Over the weekend, a friend tweeted me about an interesting website called Gay Money: The Truth About Lesbian and Gay Economics. It purports to summarize “all the research on lesbian and gay economics in one convenient place.” The site’s author, Joe Clark, is a journalist in Canada, and he found that the “overwhelming consensus of over 60 research papers on lesbian and gay incomes holds that gay men earn less than straight men, while lesbians earn more than straight females.”
I haven’t verified Clark’s sources yet, but he offers plenty of references for the statistics that he’s cited (almost all of the data comes from the U.S.). And this isn’t the fist time I’ve seen someone debunking the stereotype that gay people are disproportionally wealthier than their straight counterparts.
Here are some of the conclusions that I found most interesting.
- Gay males work fewer hours than straight males.

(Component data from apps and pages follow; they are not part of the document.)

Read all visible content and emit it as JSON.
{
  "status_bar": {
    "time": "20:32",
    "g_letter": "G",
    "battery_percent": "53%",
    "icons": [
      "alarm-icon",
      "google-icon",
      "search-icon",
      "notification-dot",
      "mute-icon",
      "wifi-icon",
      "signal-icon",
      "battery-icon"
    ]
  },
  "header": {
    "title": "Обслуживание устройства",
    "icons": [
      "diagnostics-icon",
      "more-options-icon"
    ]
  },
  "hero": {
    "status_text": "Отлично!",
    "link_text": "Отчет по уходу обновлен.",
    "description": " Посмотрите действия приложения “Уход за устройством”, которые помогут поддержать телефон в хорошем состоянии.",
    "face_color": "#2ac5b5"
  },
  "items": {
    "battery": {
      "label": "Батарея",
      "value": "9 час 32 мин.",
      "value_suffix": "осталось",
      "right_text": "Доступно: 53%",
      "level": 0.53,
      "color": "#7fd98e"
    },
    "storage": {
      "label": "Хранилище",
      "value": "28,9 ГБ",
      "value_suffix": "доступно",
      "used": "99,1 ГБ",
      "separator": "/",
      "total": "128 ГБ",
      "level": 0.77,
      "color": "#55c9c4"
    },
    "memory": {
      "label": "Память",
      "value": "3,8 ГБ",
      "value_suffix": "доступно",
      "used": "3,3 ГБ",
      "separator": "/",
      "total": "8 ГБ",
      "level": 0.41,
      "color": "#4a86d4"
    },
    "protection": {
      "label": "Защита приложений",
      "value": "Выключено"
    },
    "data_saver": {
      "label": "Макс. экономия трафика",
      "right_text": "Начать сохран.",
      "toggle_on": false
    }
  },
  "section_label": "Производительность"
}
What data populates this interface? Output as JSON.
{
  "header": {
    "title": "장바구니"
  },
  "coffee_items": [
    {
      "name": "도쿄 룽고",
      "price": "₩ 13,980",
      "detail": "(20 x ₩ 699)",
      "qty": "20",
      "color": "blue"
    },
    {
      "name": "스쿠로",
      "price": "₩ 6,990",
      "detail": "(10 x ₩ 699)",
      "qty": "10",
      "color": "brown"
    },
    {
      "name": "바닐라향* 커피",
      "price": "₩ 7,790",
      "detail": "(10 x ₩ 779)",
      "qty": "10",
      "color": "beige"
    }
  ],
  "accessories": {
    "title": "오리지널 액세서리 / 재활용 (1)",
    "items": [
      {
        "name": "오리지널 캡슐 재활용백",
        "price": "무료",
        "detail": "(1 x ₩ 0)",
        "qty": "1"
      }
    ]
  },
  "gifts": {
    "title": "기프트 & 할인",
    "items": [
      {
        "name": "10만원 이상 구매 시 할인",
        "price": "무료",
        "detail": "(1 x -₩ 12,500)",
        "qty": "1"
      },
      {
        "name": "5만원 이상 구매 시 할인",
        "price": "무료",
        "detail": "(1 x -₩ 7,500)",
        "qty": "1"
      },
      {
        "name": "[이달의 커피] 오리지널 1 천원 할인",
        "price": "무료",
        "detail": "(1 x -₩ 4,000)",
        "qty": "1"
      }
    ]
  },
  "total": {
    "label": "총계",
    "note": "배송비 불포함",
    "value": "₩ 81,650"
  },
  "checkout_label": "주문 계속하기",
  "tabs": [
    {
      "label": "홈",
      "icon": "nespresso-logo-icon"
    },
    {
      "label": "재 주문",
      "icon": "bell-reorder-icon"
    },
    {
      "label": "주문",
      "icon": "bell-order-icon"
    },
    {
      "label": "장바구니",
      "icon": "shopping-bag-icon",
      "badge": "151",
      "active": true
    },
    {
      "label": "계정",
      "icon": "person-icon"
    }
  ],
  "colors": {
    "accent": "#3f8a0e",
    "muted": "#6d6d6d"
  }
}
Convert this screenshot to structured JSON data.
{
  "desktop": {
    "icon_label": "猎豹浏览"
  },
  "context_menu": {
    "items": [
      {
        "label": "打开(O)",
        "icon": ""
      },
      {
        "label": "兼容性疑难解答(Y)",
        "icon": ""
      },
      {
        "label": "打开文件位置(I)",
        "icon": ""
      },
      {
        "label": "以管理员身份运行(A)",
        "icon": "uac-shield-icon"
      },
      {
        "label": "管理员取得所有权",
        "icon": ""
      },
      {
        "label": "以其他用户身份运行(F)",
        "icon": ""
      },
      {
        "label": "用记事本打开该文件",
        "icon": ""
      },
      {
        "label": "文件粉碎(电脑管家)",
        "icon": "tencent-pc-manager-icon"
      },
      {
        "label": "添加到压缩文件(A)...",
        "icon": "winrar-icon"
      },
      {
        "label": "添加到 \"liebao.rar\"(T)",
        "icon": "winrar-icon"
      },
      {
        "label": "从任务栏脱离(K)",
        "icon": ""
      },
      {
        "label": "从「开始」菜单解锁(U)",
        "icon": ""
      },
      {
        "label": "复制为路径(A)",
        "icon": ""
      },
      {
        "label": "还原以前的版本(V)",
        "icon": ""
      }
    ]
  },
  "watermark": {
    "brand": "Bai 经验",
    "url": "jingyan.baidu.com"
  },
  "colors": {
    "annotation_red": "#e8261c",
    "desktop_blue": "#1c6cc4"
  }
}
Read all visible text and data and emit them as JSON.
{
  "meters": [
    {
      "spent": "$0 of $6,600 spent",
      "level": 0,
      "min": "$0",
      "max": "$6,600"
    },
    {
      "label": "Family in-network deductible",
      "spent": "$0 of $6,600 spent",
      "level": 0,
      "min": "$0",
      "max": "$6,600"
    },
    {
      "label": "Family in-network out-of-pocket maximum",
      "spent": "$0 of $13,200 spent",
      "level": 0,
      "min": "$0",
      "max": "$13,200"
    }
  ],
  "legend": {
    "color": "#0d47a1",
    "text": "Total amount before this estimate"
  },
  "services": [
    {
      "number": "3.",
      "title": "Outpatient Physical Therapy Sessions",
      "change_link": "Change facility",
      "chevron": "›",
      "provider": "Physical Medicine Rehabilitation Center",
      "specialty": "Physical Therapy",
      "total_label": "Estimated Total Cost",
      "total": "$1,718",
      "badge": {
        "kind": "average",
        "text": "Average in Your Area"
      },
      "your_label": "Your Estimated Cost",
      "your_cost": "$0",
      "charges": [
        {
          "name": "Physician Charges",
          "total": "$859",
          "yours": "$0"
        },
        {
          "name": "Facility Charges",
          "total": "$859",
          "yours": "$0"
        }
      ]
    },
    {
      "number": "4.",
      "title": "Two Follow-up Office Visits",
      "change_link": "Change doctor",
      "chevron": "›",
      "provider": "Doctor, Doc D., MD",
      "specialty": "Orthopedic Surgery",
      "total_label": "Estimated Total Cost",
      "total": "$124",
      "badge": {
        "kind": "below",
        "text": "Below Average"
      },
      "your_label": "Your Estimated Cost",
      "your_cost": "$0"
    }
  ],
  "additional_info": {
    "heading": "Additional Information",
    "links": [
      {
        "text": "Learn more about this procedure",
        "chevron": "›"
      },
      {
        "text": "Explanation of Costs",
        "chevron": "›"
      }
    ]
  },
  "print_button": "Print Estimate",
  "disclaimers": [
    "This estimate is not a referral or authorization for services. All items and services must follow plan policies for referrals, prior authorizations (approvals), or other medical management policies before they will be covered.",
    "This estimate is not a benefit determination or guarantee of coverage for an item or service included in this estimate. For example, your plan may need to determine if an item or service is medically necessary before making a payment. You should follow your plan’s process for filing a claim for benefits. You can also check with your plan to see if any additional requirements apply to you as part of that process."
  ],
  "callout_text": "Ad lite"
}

Lesbians work longer hours than straight females.
- Gay males often work in lower-wage, often female dominated jobs. The converse is true for lesbians who often work in high-wage, typically male dominated jobs.
- The group that earns the most are married hetero males. They work the longest hours and are generally paid more by employers. (Clark refers to this as the marriage premium.)
- Clark doesn’t believe discrimination has much to do with the wage gap. It’s more based on the amount of hours worked and the type of job.
Clark doesn’t say much about the income gap between gay men and lesbians. Because of the wage discrepancies between men and women, the assumption would be that gay men still make more than lesbians, despite not making more than straight men. Additionally, most of his research is from 2010 and before. I’d be interested to see if the statistics have changed with the coming of marriage equality and how that affects couples.
A 2013 report out of the Williams Institute in UCLA found the LGBT couples are poorer than straight couples. For example, 14.1 percent of lesbian couples and 7.7 percent of gay male couples receive food stamps, compared to 6.5% of different sex married couples. Gay and Lesbian couples raising children are more likely to be poorer than straight couples, as well. And LGBT seniors, especially women, are poorer on average than straight seniors in part because marriage inequality prevented same-sex couples from receiving the spousal social security benefits that straight, married couples get.
These statistics fascinate me and really important when it comes to the LGBTQ community’s relationship with our finances. We have less leeway to make money mistakes given the wage gap the seemingly exists. I hope this site can provide the information you need to help deal with the inequality and take control of your finances.